What is needed here is an exact copy of all the entries below.

*** Opening Record extracts ***

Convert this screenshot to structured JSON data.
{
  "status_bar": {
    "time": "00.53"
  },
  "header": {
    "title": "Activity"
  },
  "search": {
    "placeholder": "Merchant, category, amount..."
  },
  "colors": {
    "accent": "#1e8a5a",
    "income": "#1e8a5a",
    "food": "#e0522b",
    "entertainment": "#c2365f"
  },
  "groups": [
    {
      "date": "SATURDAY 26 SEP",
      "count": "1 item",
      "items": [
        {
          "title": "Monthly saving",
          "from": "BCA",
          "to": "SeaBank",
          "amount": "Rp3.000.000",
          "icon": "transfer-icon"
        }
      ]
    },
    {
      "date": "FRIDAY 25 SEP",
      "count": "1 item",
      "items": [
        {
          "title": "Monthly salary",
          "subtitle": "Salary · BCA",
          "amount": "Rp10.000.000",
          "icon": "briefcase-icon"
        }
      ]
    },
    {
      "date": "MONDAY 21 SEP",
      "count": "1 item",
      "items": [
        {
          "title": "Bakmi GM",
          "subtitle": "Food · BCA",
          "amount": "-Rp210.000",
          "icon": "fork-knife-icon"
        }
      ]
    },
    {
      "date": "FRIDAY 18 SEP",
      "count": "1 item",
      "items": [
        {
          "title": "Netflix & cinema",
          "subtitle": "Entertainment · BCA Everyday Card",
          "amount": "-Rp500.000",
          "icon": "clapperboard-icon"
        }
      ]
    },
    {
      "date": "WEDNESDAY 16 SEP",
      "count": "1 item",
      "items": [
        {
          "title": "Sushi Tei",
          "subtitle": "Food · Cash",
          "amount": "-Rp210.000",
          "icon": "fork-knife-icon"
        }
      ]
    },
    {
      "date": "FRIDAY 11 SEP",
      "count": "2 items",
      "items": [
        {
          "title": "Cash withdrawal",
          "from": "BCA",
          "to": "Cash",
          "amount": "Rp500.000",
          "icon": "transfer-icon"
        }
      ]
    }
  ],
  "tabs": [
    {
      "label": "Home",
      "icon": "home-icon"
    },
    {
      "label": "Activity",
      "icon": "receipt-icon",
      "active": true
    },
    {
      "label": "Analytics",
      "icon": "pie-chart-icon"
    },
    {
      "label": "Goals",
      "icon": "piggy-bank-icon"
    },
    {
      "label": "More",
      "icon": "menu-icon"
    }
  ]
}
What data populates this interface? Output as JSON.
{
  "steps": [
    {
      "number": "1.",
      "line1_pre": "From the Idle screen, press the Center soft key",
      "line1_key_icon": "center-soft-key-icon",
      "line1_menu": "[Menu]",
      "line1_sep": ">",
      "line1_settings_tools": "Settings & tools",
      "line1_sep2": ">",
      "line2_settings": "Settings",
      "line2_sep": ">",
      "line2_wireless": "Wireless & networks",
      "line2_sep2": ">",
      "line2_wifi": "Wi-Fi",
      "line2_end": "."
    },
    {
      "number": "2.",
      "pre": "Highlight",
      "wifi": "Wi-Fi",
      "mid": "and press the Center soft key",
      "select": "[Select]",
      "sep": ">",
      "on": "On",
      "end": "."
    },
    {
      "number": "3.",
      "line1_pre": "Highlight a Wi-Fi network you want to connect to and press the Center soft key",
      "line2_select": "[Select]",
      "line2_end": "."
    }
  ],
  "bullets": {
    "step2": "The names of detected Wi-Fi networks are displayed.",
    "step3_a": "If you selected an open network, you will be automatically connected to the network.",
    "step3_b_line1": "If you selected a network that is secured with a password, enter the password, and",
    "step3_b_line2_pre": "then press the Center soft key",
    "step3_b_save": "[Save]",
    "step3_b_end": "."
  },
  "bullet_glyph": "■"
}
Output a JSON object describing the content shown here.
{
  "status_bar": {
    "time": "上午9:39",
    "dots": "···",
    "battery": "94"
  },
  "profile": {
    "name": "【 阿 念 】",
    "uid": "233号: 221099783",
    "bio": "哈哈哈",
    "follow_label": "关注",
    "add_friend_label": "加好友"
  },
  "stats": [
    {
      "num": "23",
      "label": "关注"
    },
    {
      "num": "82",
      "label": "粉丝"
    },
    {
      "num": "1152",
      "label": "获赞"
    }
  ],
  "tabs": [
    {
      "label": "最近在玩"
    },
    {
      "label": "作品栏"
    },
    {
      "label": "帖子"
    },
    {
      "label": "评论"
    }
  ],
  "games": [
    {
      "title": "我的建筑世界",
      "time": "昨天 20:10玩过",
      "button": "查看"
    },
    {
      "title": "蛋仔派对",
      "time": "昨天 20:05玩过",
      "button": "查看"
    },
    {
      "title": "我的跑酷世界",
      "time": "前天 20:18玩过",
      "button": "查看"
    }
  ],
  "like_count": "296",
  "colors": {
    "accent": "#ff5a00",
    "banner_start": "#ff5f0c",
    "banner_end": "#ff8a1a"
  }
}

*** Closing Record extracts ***

Output for this exercise:
Convert this screenshot to structured JSON data.
{
  "status_bar": {
    "time": "00.53"
  },
  "header": {
    "title": "Activity"
  },
  "search": {
    "placeholder": "Merchant, category, amount..."
  },
  "colors": {
    "accent": "#1e8a5a",
    "income": "#1e8a5a",
    "food": "#e0522b",
    "entertainment": "#c2365f"
  },
  "groups": [
    {
      "date": "SATURDAY 26 SEP",
      "count": "1 item",
      "items": [
        {
          "title": "Monthly saving",
          "from": "BCA",
          "to": "SeaBank",
          "amount": "Rp3.000.000",
          "icon": "transfer-icon"
        }
      ]
    },
    {
      "date": "FRIDAY 25 SEP",
      "count": "1 item",
      "items": [
        {
          "title": "Monthly salary",
          "subtitle": "Salary · BCA",
          "amount": "Rp10.000.000",
          "icon": "briefcase-icon"
        }
      ]
    },
    {
      "date": "MONDAY 21 SEP",
      "count": "1 item",
      "items": [
        {
          "title": "Bakmi GM",
          "subtitle": "Food · BCA",
          "amount": "-Rp210.000",
          "icon": "fork-knife-icon"
        }
      ]
    },
    {
      "date": "FRIDAY 18 SEP",
      "count": "1 item",
      "items": [
        {
          "title": "Netflix & cinema",
          "subtitle": "Entertainment · BCA Everyday Card",
          "amount": "-Rp500.000",
          "icon": "clapperboard-icon"
        }
      ]
    },
    {
      "date": "WEDNESDAY 16 SEP",
      "count": "1 item",
      "items": [
        {
          "title": "Sushi Tei",
          "subtitle": "Food · Cash",
          "amount": "-Rp210.000",
          "icon": "fork-knife-icon"
        }
      ]
    },
    {
      "date": "FRIDAY 11 SEP",
      "count": "2 items",
      "items": [
        {
          "title": "Cash withdrawal",
          "from": "BCA",
          "to": "Cash",
          "amount": "Rp500.000",
          "icon": "transfer-icon"
        }
      ]
    }
  ],
  "tabs": [
    {
      "label": "Home",
      "icon": "home-icon"
    },
    {
      "label": "Activity",
      "icon": "receipt-icon",
      "active": true
    },
    {
      "label": "Analytics",
      "icon": "pie-chart-icon"
    },
    {
      "label": "Goals",
      "icon": "piggy-bank-icon"
    },
    {
      "label": "More",
      "icon": "menu-icon"
    }
  ]
}
What data populates this interface? Output as JSON.
{
  "steps": [
    {
      "number": "1.",
      "line1_pre": "From the Idle screen, press the Center soft key",
      "line1_key_icon": "center-soft-key-icon",
      "line1_menu": "[Menu]",
      "line1_sep": ">",
      "line1_settings_tools": "Settings & tools",
      "line1_sep2": ">",
      "line2_settings": "Settings",
      "line2_sep": ">",
      "line2_wireless": "Wireless & networks",
      "line2_sep2": ">",
      "line2_wifi": "Wi-Fi",
      "line2_end": "."
    },
    {
      "number": "2.",
      "pre": "Highlight",
      "wifi": "Wi-Fi",
      "mid": "and press the Center soft key",
      "select": "[Select]",
      "sep": ">",
      "on": "On",
      "end": "."
    },
    {
      "number": "3.",
      "line1_pre": "Highlight a Wi-Fi network you want to connect to and press the Center soft key",
      "line2_select": "[Select]",
      "line2_end": "."
    }
  ],
  "bullets": {
    "step2": "The names of detected Wi-Fi networks are displayed.",
    "step3_a": "If you selected an open network, you will be automatically connected to the network.",
    "step3_b_line1": "If you selected a network that is secured with a password, enter the password, and",
    "step3_b_line2_pre": "then press the Center soft key",
    "step3_b_save": "[Save]",
    "step3_b_end": "."
  },
  "bullet_glyph": "■"
}
Output a JSON object describing the content shown here.
{
  "status_bar": {
    "time": "上午9:39",
    "dots": "···",
    "battery": "94"
  },
  "profile": {
    "name": "【 阿 念 】",
    "uid": "233号: 221099783",
    "bio": "哈哈哈",
    "follow_label": "关注",
    "add_friend_label": "加好友"
  },
  "stats": [
    {
      "num": "23",
      "label": "关注"
    },
    {
      "num": "82",
      "label": "粉丝"
    },
    {
      "num": "1152",
      "label": "获赞"
    }
  ],
  "tabs": [
    {
      "label": "最近在玩"
    },
    {
      "label": "作品栏"
    },
    {
      "label": "帖子"
    },
    {
      "label": "评论"
    }
  ],
  "games": [
    {
      "title": "我的建筑世界",
      "time": "昨天 20:10玩过",
      "button": "查看"
    },
    {
      "title": "蛋仔派对",
      "time": "昨天 20:05玩过",
      "button": "查看"
    },
    {
      "title": "我的跑酷世界",
      "time": "前天 20:18玩过",
      "button": "查看"
    }
  ],
  "like_count": "296",
  "colors": {
    "accent": "#ff5a00",
    "banner_start": "#ff5f0c",
    "banner_end": "#ff8a1a"
  }
}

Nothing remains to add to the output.